The uncontrolled spread of malicious code to individuals' PCs via the internet has further extended the need for these third party products and even increased the exposure of large corporations by creating the potential for massive, coordinated denial of service attacks orchestrated over IRC to zombied PCs. (Remember the day eBay and the other big sites went down?)

Let's face it, the Windows XP firewall is a freakin' joke. Third party firewalls and anti-virus products have now become a significant and necessary investment for anyone with broadband internet access - figure $40-70/year for subscriptions and upgrades for decent security.

I have a hardware firewall, NIS and Spy Sweeper on my PC at home, I update definitions and firmware religiously, and I still managed to pick up a W32 variant virus last week that my e-mail and download virus scans somehow missed. I caught it because I run scans on a regular basis, but it's not practical to assume that the average AOLer has a clue about stuff like this, or should reasonably be expected to have to care.

So, there's now some impetus forming in both the private sector and the public sector to get someone to 'do it better'.

However, I still don't believe that we're going to see a secure product come out of Redmond until someone else comes up with a secure, competitive OS and office suite that:
  1. Runs on the PC platform
  2. Runs Windows-based apps in a manner that short circuits latent Windows security flaws
  3. Imports/uses MS Office documents cleanly and effectively

Build a secure OS & office suite like that and people and corporations are going to line up to throw money at you.
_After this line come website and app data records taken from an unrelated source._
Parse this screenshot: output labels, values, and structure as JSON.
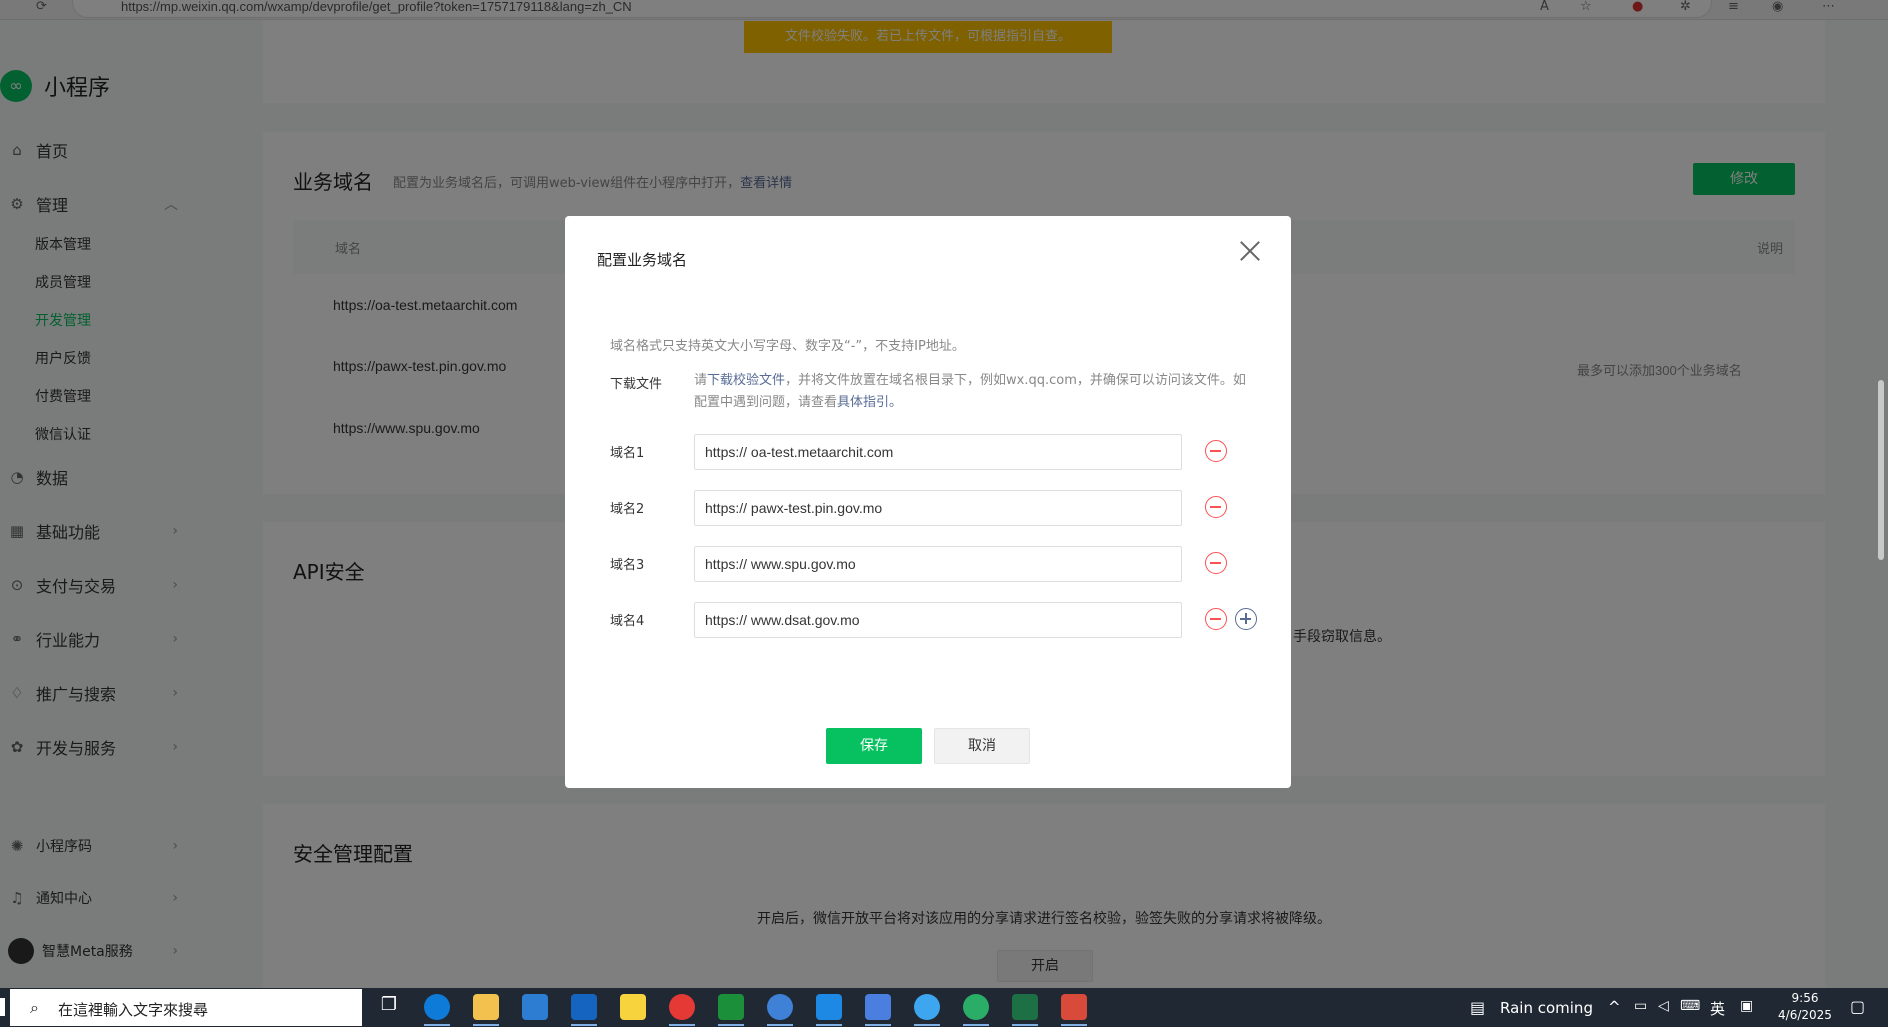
{
  "browser": {
    "url": "https://mp.weixin.qq.com/wxamp/devprofile/get_profile?token=1757179118&lang=zh_CN"
  },
  "toast": {
    "text": "文件校验失败。若已上传文件，可根据指引自查。",
    "color": "#ffc300"
  },
  "sidebar": {
    "logo": "小程序",
    "items": [
      {
        "label": "首页",
        "icon": "home-icon"
      },
      {
        "label": "管理",
        "icon": "settings-icon"
      },
      {
        "label": "数据",
        "icon": "chart-icon"
      },
      {
        "label": "基础功能",
        "icon": "grid-icon"
      },
      {
        "label": "支付与交易",
        "icon": "payment-icon"
      },
      {
        "label": "行业能力",
        "icon": "industry-icon"
      },
      {
        "label": "推广与搜索",
        "icon": "promote-icon"
      },
      {
        "label": "开发与服务",
        "icon": "dev-icon"
      },
      {
        "label": "小程序码",
        "icon": "qrcode-icon"
      },
      {
        "label": "通知中心",
        "icon": "bell-icon"
      },
      {
        "label": "智慧Meta服務",
        "icon": "avatar"
      }
    ],
    "sub_items": [
      "版本管理",
      "成员管理",
      "开发管理",
      "用户反馈",
      "付费管理",
      "微信认证"
    ],
    "active_sub": "开发管理"
  },
  "business_domain": {
    "title": "业务域名",
    "desc": "配置为业务域名后，可调用web-view组件在小程序中打开，",
    "desc_link": "查看详情",
    "modify_button": "修改",
    "col_domain": "域名",
    "col_note": "说明",
    "rows": [
      "https://oa-test.metaarchit.com",
      "https://pawx-test.pin.gov.mo",
      "https://www.spu.gov.mo"
    ],
    "limit_note": "最多可以添加300个业务域名"
  },
  "api_security": {
    "title": "API安全",
    "partial_text": "手段窃取信息。"
  },
  "security_config": {
    "title": "安全管理配置",
    "desc": "开启后，微信开放平台将对该应用的分享请求进行签名校验，验签失败的分享请求将被降级。",
    "button": "开启"
  },
  "dialog": {
    "title": "配置业务域名",
    "note": "域名格式只支持英文大小写字母、数字及“-”，不支持IP地址。",
    "download_label": "下载文件",
    "help_prefix": "请",
    "help_link1": "下载校验文件",
    "help_middle": "，并将文件放置在域名根目录下，例如wx.qq.com，并确保可以访问该文件。如配置中遇到问题，请查看",
    "help_link2": "具体指引。",
    "fields": [
      {
        "label": "域名1",
        "value": "https:// oa-test.metaarchit.com"
      },
      {
        "label": "域名2",
        "value": "https:// pawx-test.pin.gov.mo"
      },
      {
        "label": "域名3",
        "value": "https:// www.spu.gov.mo"
      },
      {
        "label": "域名4",
        "value": "https:// www.dsat.gov.mo"
      }
    ],
    "save_button": "保存",
    "cancel_button": "取消"
  },
  "taskbar": {
    "search_placeholder": "在這裡輸入文字來搜尋",
    "weather": "Rain coming",
    "ime": "英",
    "time": "9:56",
    "date": "4/6/2025"
  }
}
At that point, insecurity will be a critical liability to Microsoft.

In response, they'll clone the new competitor's products under a Windows flag, attempt to drive the competitor out of business based on a dual strategy of market saturation + lawsuits claiming copyright infringement (irony, anyone???) and pat themselves on the back for setting new security standards.

Wednesday, February 09, 2005
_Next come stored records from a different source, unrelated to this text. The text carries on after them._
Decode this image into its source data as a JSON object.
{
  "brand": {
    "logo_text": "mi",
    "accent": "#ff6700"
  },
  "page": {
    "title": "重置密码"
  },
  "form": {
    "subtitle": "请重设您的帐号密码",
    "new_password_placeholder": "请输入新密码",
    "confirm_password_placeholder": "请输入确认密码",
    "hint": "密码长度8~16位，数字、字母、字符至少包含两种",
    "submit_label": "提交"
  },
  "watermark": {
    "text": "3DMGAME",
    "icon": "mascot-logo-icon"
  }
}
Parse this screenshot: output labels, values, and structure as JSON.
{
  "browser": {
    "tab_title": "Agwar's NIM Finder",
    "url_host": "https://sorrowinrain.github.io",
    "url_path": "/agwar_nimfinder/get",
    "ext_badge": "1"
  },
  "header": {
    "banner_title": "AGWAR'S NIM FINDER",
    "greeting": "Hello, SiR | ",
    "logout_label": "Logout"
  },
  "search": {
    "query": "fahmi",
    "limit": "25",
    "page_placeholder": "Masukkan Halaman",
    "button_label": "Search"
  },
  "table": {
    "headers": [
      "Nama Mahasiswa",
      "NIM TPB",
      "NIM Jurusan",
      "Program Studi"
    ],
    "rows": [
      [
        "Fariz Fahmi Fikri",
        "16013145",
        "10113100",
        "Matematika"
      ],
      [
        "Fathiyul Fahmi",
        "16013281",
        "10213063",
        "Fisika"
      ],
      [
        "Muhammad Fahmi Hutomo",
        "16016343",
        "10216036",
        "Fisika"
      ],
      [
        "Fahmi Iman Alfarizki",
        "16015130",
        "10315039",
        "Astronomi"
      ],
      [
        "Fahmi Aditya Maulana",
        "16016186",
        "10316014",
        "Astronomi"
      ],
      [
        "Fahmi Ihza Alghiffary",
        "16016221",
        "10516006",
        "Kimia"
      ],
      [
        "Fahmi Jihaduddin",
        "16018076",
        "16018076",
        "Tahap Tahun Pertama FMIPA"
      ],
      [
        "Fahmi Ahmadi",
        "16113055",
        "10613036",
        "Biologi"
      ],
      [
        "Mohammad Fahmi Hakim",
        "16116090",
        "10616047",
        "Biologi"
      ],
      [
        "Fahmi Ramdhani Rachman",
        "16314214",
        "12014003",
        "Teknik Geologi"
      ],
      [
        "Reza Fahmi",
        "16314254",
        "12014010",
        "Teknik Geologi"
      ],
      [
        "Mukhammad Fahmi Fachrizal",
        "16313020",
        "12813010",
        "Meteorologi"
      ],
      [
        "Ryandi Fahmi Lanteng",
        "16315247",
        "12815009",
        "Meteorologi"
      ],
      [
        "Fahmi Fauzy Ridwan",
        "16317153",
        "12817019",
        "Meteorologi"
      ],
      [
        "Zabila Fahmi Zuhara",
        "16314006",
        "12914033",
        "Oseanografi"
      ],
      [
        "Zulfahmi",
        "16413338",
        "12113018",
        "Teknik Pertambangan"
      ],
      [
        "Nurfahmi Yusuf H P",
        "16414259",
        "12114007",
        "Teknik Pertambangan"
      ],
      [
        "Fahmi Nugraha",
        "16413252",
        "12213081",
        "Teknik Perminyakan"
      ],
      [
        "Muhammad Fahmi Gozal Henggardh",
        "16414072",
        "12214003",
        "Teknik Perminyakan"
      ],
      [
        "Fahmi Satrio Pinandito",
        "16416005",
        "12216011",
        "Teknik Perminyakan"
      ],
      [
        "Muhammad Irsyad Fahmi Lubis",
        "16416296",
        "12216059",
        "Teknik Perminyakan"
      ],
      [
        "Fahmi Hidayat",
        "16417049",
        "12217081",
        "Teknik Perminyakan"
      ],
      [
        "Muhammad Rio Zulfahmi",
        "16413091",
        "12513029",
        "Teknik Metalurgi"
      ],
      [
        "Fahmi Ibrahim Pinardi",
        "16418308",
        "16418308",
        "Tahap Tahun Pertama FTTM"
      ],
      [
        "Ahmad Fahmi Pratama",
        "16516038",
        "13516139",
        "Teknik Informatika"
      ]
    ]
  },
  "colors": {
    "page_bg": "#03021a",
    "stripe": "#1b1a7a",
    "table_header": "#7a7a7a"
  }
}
Rage Against the Machine

I really miss these guys.

Some very timely lyrics:

Killing in the Name

Bulls on Parade


Sunday, February 06, 2005

Takeoffs on the "Got Milk?" Campaign

Given the success of the "Got Milk?" campaign, I'd like to suggest the following promotions:

Got Beaver?

Got Meth?

Got Laid?

Got Cooter?

Got Hash?

Got Balls?

Got Crabs?

Got Oral?

Got Boobies?

Got Dick?

Got Grass?

Got Nads?

Got Head?

Got Coke?

Got Nuts?

Got Pussy?

Saturday, February 05, 2005

Awesome quote from Steal this Book

As much as I have to take issue with some of Abbie Hoffman's ideals, this is just an awesome quote:

"Smoking dope and hanging up Che's picture is no more a commitment than drinking milk and collecting postage stamps. A revolution in consciousness is an empty high without a revolution in the distribution of power."

- Abbie Hoffman, Steal this Book

Wednesday, February 02, 2005

Groundhog Day Recipe

Stuffed Groundhog with Sage Stuffing

Oven 325°F

1 groundhog, cleaned and dressed
½ C beef broth
4 C bread crumbs
½ C diced onion
½ C diced celery
2 Tbsp butter
1 tsp rubbed sage
1 tsp dried parsley
salt & pepper to taste

Rub groundhog inside and out with salt and pepper.

Sautee onion and celery in butter until tender. Toss the onion and celery together with the remaining ingredients. Stuff groundhog.

Place in a shallow roasting pan and cook to an internal temperature of 160°F, basting occasionally.